The Solution below shows the A-sharp major deceptive cadence on the piano and treble clef.

The Lesson steps then describe the cadence structure in this key, the chords used, followed by an example of its use.

For a quick summary of this topic, have a look at Cadence.

 Key C C# Db D D# Eb E E# Fb F F# Gb G G# Ab A [A#] Bb B B# Cb

## Solution

### 1. A-sharp major deceptive cadence

This step shows the deceptive cadence in the key of A-sharp major.

The deceptive deceptive cadence moves from the dominant (V), to a chord that is not the tonic(I) - eg. supertonic (ii) scale degree.

So in this major key, we are going from the A# major triad chord #V - E# major chord, to A# major triad chord #ii - B# minor chord.

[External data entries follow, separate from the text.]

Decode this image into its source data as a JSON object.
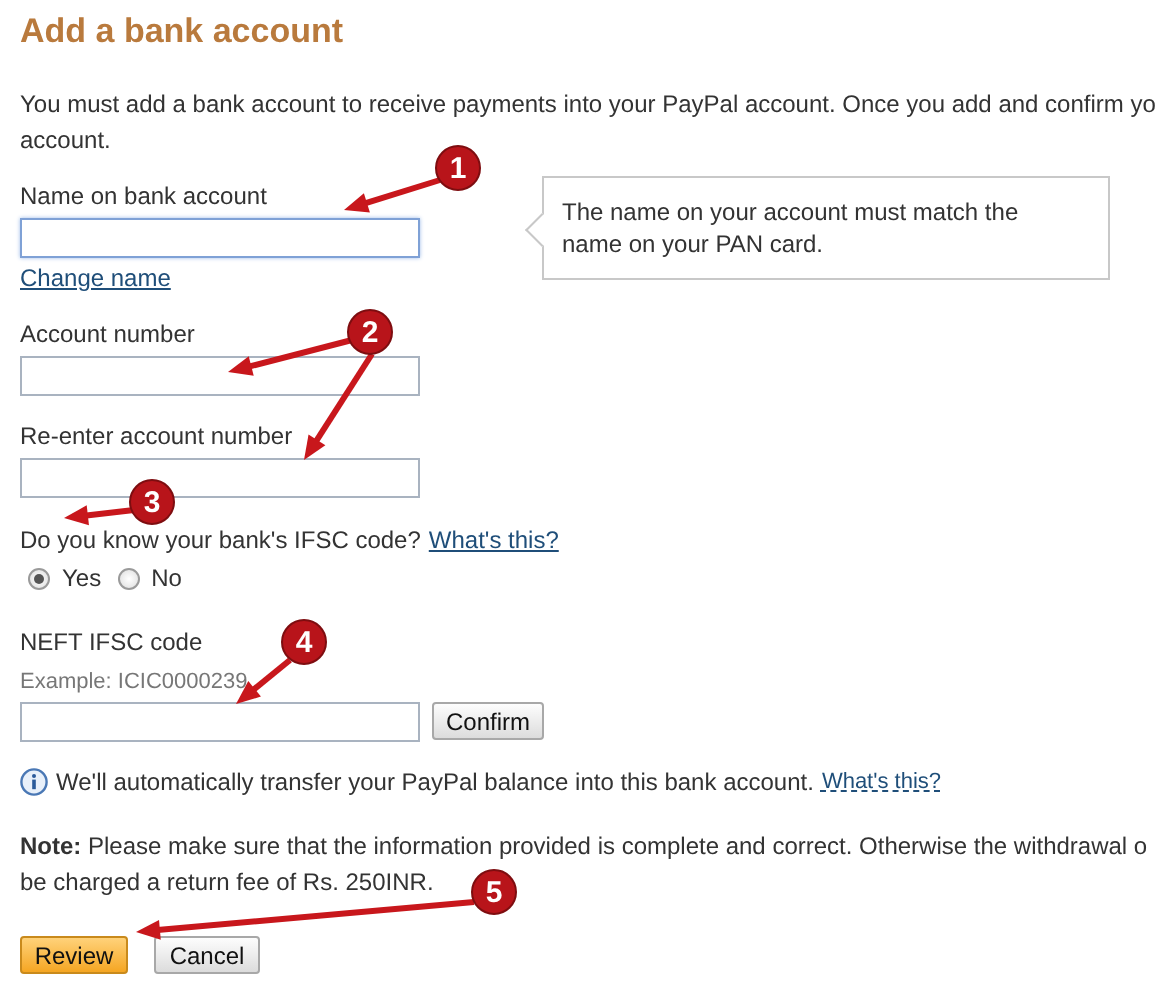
{
  "title": "Add a bank account",
  "intro": {
    "lines": [
      "You must add a bank account to receive payments into your PayPal account. Once you add and confirm yo",
      "account."
    ]
  },
  "fields": [
    {
      "label": "Name on bank account",
      "focused": true,
      "link": "Change name"
    },
    {
      "label": "Account number",
      "focused": false
    },
    {
      "label": "Re-enter account number",
      "focused": false
    }
  ],
  "tooltip": "The name on your account must match the name on your PAN card.",
  "ifsc_question": {
    "text": "Do you know your bank's IFSC code?",
    "link": "What's this?",
    "options": [
      {
        "label": "Yes",
        "selected": true
      },
      {
        "label": "No",
        "selected": false
      }
    ]
  },
  "ifsc_field": {
    "label": "NEFT IFSC code",
    "hint": "Example: ICIC0000239",
    "button": "Confirm"
  },
  "info": {
    "text": "We'll automatically transfer your PayPal balance into this bank account.",
    "link": "What's this?"
  },
  "note": {
    "lines": [
      "**Note:** Please make sure that the information provided is complete and correct. Otherwise the withdrawal o",
      "be charged a return fee of Rs. 250INR."
    ]
  },
  "buttons": [
    {
      "label": "Review",
      "kind": "primary"
    },
    {
      "label": "Cancel",
      "kind": "secondary"
    }
  ],
  "annotations": [
    "1",
    "2",
    "3",
    "4",
    "5"
  ]
}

To demonstrate this, on the treble clef above, chords A# major triad chord #I, A# major triad chord #V, and A# major triad chord #IV are used to set up the phrase as being in this key, then the cadence chords V and ii finish off the phrase, giving only a partial sense of completion, in comparison to the A# major perfect authentic cadence

Another example of the deceptive cadence is the motion from the dominant -A# major seventh chord #V7 to A# major triad chord #vi, where the final chord is the relative minor of the first chord.

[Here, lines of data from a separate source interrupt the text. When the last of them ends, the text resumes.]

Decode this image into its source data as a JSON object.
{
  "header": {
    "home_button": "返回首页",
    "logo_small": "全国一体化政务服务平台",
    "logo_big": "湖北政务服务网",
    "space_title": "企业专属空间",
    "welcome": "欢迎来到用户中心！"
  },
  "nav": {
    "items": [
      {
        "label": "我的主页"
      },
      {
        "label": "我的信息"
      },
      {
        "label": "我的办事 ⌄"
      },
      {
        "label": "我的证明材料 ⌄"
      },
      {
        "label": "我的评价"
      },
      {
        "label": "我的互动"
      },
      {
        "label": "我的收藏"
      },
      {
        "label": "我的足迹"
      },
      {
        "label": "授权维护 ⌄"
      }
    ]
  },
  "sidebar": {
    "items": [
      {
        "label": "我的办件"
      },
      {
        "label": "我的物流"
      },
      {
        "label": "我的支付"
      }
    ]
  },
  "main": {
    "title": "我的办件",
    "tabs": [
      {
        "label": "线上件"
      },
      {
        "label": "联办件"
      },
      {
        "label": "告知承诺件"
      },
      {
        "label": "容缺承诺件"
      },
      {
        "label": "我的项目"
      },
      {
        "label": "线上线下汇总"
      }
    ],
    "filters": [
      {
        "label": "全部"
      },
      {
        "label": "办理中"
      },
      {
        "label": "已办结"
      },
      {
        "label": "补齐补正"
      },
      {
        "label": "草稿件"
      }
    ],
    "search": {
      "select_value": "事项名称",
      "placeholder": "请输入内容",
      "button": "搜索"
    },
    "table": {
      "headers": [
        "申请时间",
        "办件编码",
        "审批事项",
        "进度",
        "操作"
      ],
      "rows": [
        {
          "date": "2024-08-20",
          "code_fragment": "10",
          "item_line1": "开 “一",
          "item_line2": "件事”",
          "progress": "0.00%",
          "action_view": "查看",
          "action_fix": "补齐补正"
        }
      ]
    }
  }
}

## Lesson steps

This step describes the main cadence types, and the idea of strong versus weak cadence.

In music theory, a cadence is two chords which create a sense of closure, or rest to a phrase, section, or entire piece of music.

The most commonly used are: perfect authentic, imperfect authentic, plagal, deceptive and half cadence.

#### Cadences - strong versus weak

Each of the above cadence types use different chords (or inversions) to create these rest / closure effects.

Strong cadences give a real sense of finality, and so are most often used right at the end of a piece.

In contrast, weak cadences are less conclusive, which can be used to create a sense of rest, or even surprise the listener with a false ending, when a strong cadence was expected in its place.

### 2. A-sharp major scale notes and chords

This step shows the A-sharp major scale notes and the triad chords in that scale.

Before describing the details of the deceptive cadence in the key of A-sharp major, first it would be to useful to identify the scale notes, degrees and chords that could be used in this key.

#### A-sharp major scale notes

Below is a piano diagram showing the A# major scale notes.

#### A-sharp major scale chords

For details on all the chords in this scale, have a look at A# major triad chords, and A# major 7th chords, but a summary table of all chord names and their scale degrees is shown below.

A-sharp major scale
Note no.Note nameScale degreeTriad chord #7th chord #
1A#tonicA# major triad chord #IA# major seventh chord #I7
2B#supertonicA# major triad chord #iiA# major seventh chord #ii7
3C##mediantA# major triad chord #iiiA# major seventh chord #iii7
4D#subdominantA# major triad chord #IVA# major seventh chord #IV7
5E#dominantA# major triad chord #VA# major seventh chord #V7
6F##submediantA# major triad chord #viA# major seventh chord #vi7

For each note in the scale (2nd column), there is a triad chord whose root / first note is that scale note (4th column), and the same applies to 7th chords (5th column).

To understand what the roman numerals mean, please look at A# major triad chords or A# major 7th chords.

According to the cadence type, some of these chords, scale degrees and roman numerals will be used in later steps to define this cadence.

### 3. A-sharp major deceptive cadence

This step shows the A-sharp major deceptive cadence on the piano and treble clef.

#### Structure

The deceptive cadence moves from the dominant (V), to any other chord than I, eg. the supertonic (ii) scale degree.

So looking up the chords relating to these scale degrees from the table above, we are going from the A# major triad chord #V - E# major chord, to A# major triad chord #ii - B# minor chord.

It is less strong than the A# major perfect authentic cadence because the dominant(V) and tonic(I) is the most fundamental diatonic scale degree relationship in western music.

#### Example

The two chords above are shown as the last two chords on the treble clef below.

The first three chords on the staff below are not strictly part of the cadence, but they are useful to set the expectation that this phrase is definitely in the key of A-sharp major.

To do this, we are using chords A# major triad chord #I, A# major triad chord #V, and A# major triad chord #IV, and after hearing these chords, followed by the first chord in the cadence (chord V), our ear is definitely expecting tonic chord (I) as the final chord in the sequence.

Instead of resolving on the tonic chord, by resolving on the supertonic chord the sense of resolution and finality is not there, in comparison to the A# major perfect authentic cadence.

The audio files below also contain all 5 chords shown on the treble clef above.